U.S. LNG will play a…
BP has restarted production at…
A deputy manager at Iraq’s Northern Gas Company was gunned down today by an unidentified group of men on the way to his office in Kirkuk, in the autonomous region of Kurdistan. According to the local police, as quoted by Reuters, Mohammed Younis and his driver were targeted from a speeding car and died instantly.
Eyewitnesses who spoke to local media said that there were three assailants in a black BMW who opened fire against Younis’ car.
So far, no group has claimed responsibility for the attack.
The autonomous region of Kurdistan is preparing for an independence vote perhaps as early as this year, despite signals from the central Iraqi government that the regional parliament, which has been paralyzed for two years now by inter-faction squabbles, cannot hold a referendum.
Tensions between Erbil and Baghdad are rising amid the drive for independence, mostly because some of Iraq’s biggest oil fields currently fall within Kurdistan Regional Government Territory.
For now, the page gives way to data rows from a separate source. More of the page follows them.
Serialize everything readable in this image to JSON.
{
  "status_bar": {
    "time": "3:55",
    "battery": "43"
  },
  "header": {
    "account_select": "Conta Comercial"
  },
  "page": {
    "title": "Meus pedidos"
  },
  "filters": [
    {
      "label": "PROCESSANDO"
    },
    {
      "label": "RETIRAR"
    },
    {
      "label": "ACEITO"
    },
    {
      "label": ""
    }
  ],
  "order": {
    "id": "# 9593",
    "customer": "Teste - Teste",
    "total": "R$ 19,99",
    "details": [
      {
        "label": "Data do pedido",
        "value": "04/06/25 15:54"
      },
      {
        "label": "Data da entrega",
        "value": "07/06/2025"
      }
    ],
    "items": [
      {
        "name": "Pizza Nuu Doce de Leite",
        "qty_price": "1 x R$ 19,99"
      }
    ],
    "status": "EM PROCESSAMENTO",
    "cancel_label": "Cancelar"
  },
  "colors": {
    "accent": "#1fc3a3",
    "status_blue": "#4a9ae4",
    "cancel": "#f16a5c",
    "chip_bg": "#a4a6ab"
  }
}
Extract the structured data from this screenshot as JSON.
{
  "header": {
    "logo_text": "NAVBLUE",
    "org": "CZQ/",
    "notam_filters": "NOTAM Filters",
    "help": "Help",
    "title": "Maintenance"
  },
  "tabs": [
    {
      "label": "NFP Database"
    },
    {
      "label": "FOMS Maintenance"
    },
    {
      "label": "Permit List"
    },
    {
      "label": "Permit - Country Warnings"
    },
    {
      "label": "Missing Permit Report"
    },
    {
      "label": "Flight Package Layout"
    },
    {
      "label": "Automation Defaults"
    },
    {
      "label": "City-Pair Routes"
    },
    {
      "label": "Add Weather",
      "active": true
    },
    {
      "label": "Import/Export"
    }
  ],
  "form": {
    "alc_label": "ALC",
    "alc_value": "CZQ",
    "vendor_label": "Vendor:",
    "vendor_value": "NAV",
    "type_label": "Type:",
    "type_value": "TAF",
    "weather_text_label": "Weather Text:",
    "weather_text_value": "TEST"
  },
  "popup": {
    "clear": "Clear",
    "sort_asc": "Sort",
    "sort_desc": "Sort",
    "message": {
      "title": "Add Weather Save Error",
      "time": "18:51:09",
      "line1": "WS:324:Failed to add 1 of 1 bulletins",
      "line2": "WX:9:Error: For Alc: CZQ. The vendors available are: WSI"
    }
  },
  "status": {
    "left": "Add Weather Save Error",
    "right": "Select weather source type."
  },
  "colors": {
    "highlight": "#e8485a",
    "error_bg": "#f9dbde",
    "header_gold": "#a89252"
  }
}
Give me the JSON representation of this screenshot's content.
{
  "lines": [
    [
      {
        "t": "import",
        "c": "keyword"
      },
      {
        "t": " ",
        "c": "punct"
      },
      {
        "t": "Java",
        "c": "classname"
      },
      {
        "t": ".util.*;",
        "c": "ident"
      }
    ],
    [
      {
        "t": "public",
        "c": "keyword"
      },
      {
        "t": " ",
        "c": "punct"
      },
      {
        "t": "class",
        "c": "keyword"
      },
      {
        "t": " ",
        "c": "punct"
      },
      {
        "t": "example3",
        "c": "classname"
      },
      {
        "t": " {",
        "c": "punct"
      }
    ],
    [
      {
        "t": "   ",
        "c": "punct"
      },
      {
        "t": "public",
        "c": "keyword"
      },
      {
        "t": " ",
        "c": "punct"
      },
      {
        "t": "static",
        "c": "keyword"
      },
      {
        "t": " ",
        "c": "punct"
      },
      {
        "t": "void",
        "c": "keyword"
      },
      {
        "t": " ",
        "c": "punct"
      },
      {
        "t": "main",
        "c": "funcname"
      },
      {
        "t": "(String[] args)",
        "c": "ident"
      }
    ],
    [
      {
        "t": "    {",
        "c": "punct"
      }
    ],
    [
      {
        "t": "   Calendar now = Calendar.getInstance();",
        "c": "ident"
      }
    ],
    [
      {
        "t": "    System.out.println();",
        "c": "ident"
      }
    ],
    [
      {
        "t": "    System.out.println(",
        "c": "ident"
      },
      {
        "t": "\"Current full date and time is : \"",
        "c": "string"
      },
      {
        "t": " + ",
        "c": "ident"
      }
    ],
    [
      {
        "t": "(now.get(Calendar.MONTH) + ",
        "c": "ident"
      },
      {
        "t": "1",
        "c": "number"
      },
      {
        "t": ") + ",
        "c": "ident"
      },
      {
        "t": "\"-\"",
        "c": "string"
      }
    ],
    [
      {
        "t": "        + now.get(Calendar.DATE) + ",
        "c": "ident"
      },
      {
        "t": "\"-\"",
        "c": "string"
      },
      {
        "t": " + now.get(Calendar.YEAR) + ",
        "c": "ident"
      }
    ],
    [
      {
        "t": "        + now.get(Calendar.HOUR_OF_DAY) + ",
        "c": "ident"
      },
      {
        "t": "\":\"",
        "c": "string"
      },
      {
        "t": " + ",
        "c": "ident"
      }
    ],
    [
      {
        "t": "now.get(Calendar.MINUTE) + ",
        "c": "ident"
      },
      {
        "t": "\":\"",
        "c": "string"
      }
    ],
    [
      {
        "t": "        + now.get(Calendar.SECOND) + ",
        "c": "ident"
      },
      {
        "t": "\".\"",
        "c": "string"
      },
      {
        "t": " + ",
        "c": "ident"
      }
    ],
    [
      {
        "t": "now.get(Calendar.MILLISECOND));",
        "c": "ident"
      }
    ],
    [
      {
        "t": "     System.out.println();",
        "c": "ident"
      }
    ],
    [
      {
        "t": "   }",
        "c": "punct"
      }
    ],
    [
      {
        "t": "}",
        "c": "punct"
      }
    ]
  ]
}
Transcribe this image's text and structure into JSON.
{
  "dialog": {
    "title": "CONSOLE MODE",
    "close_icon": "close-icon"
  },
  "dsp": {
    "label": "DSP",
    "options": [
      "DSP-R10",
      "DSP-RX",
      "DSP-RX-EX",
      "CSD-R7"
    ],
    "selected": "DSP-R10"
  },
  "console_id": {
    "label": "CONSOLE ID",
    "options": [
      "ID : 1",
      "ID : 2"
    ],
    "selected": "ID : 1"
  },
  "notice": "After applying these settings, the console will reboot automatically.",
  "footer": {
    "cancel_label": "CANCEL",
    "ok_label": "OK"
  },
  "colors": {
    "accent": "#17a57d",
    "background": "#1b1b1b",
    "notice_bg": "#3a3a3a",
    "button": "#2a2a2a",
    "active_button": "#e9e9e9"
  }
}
The two governments have an agreement, under which Erbil receives a portion of the central budget in exchange for part of the crude oil output but the Kurdistan authorities have more than once demonstrated that they would be much happier if they controlled the local oil riches alone.
At the same time, Iraq is planning to bump up its crude output considerably in the coming years, and the crude it pumps from the northern fields will be instruments for these plans.
Related: ‘’OPEC Has Failed’’
Meanwhile, there remains the IS factor: the terrorist group is perhaps what is keeping Erbil and Baghdad together in a united front against it. The Islamic State has targeted oil infrastructure in Kurdistan before, and earlier this month the Kirkuk-Ceyhan pipeline was blown up just days after restarting shipments. Although no group claimed responsibility for the explosion, IS militants were among the likely perpetrators.
By Irina Slav for Oilprice.com
More Top Reads From Oilprice.com:
Irina is a writer for Oilprice.com with over a decade of experience writing on the oil and gas industry.